  • In order to conceal the $1.2 million, the Conservative national campaign tried to create the impression the spending occcurred at the level of individual campaigns. To achieve this, they split up the $1.2-million and, in a 24 hour period, “washed” it in and out of 67 individual Conservative campaigns for MP: Hence the name, “in and out.”
  • To support their story, the Conservative campaign allegedly used forged invoices from a private company, Retail Media of Calgary, in submitting their accounts to Elections Canada.
  • The 67 individual campaigns then asked Elections Canada for a rebate total of $777,000 in taxpayers money they weren’t entitled to, since they hadn’t spent the money at all.

THE FALLOUT

Two of the people charged are members of Stephen Harper’s inner circle, Finley and Gerstein were both appointed to the Senate by Harper.

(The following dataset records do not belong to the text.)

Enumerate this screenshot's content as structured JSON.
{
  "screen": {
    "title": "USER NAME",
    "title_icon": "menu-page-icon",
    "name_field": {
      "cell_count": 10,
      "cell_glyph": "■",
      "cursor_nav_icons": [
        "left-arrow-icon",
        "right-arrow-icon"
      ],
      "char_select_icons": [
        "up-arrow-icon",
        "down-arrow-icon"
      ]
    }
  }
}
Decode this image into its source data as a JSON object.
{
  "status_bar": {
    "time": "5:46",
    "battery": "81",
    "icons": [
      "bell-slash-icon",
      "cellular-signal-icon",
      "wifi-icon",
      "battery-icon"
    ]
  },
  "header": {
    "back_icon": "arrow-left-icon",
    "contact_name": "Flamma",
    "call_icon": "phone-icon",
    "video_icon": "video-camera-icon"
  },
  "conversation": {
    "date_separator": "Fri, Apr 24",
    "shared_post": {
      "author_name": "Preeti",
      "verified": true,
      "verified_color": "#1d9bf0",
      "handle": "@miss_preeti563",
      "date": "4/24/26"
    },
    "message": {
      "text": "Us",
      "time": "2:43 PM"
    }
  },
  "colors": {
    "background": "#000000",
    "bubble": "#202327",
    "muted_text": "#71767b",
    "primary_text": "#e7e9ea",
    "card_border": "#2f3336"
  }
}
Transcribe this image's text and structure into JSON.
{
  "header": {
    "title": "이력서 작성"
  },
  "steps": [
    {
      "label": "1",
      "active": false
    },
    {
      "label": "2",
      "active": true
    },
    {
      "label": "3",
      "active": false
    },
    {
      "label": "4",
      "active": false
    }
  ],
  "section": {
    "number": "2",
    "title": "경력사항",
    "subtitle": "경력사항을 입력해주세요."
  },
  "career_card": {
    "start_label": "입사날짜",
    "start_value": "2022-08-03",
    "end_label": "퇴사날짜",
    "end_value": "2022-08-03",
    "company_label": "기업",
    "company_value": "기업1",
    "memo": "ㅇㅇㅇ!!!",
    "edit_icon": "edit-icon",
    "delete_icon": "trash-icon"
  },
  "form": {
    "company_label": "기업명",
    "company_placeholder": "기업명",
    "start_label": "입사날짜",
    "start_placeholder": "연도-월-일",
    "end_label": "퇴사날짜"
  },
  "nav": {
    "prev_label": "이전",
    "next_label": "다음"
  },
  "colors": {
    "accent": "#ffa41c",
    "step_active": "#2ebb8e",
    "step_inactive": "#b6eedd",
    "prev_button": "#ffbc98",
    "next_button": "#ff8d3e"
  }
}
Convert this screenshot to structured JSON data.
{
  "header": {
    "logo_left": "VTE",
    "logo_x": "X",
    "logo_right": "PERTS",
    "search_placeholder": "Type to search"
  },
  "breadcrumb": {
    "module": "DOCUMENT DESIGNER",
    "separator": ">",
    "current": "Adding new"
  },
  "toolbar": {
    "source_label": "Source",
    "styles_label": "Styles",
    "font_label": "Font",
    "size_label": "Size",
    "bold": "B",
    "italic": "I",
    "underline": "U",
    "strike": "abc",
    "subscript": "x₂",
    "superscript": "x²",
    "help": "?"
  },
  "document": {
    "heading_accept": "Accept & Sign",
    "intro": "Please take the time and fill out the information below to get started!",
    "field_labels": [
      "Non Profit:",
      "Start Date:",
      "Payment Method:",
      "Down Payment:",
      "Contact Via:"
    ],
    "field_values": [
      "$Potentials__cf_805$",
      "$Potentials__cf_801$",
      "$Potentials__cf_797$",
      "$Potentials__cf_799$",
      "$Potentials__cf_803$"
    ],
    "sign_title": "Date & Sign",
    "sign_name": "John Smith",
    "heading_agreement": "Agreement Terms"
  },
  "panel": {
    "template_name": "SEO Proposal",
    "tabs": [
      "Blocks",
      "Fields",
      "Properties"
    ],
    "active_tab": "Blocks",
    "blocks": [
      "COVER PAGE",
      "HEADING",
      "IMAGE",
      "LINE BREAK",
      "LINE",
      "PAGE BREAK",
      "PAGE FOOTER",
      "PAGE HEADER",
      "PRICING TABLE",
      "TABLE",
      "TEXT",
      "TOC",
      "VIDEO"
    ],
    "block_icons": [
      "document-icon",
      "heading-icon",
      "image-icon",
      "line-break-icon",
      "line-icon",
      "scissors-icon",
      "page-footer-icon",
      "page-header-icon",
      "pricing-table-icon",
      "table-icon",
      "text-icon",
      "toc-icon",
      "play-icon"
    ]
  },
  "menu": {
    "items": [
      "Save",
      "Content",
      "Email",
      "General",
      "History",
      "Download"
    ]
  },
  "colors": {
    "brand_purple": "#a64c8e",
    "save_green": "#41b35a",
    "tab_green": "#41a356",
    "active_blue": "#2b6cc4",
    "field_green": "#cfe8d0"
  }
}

They are still members of the Conservative caucus and the Conservative Party.

Stephen Harper kicked Helena Guergis out of the Conservative caucus, though she was never charged with anything.

  • Despite being charged with breaking the law, Finley and Gerstein are still in the Conservative Caucus, which means they still have a say in how our government is run.
  • Despite being charged with breaking the law, Gerstein is still fundraising for the Conservative Party.

SUMMING UP

Two members of the Prime Minister’s inner circle are accused not only of breaking the law and undermining the integrity of free and fair elections in Canada, but of relying on forgery to do it.

It is not an administrative charge or a dispute about accounting. It is about a Prime Minister whose party may be willing to break the law to win an election an get into power.

By the Numbers

Though only four people were charged, the number of people involved with this scheme is huge:

67 Conservative Candidates in the 2006 Election – 1 in 5 – were part of the scheme.

The candidates involved were running in every province but Alberta:

  • 12 in B.C.
  • 2 in Saskatchewan
  • 2 in Manitoba
  • 14 in Ontario
  • 27 in Quebec
  • 2 in New Brunswick
  • 3 in Nova Scotia
  • 1 in PEI
  • 4 in Newfoundland and Labrador

15 Elected MPs were part of it, including 5 Members of Stephen Harper’s Cabinet.

These are the current and former members of Stephen Harper’s Cabinet who were part of the scheme:

• Stockwell Day: Okanagan-Coquihalla
• Maxime Bernier: Beauce
• Josee Verner: Louis-Saint-Laurent
• Christian Paradis: Megantic-L’Erable
• Lawrence Cannon: Pontiac –

Other Conservative MPs who participated:

• Dick Harris: Cariboo-Prince George
• Ron Cannan: Kelowna-Lake Country
• Jim Abbott: Kootenay-Columbia
• Colin Mayes: Okanagan-Shuswap
• Jay Hill: Prince George-Peace River (retired)
• David Anderson: Cypress Hills-Grasslands
• Sylvie Boucher: Beauport-Limoilou
• Daniel Petit: Charlesbourg-Haute-Saint-Charles
• Steven Blaney: Levis-Bellechasse
• Jacques Gourde: Lotbiniere-Chutes-de-la-Chaudiere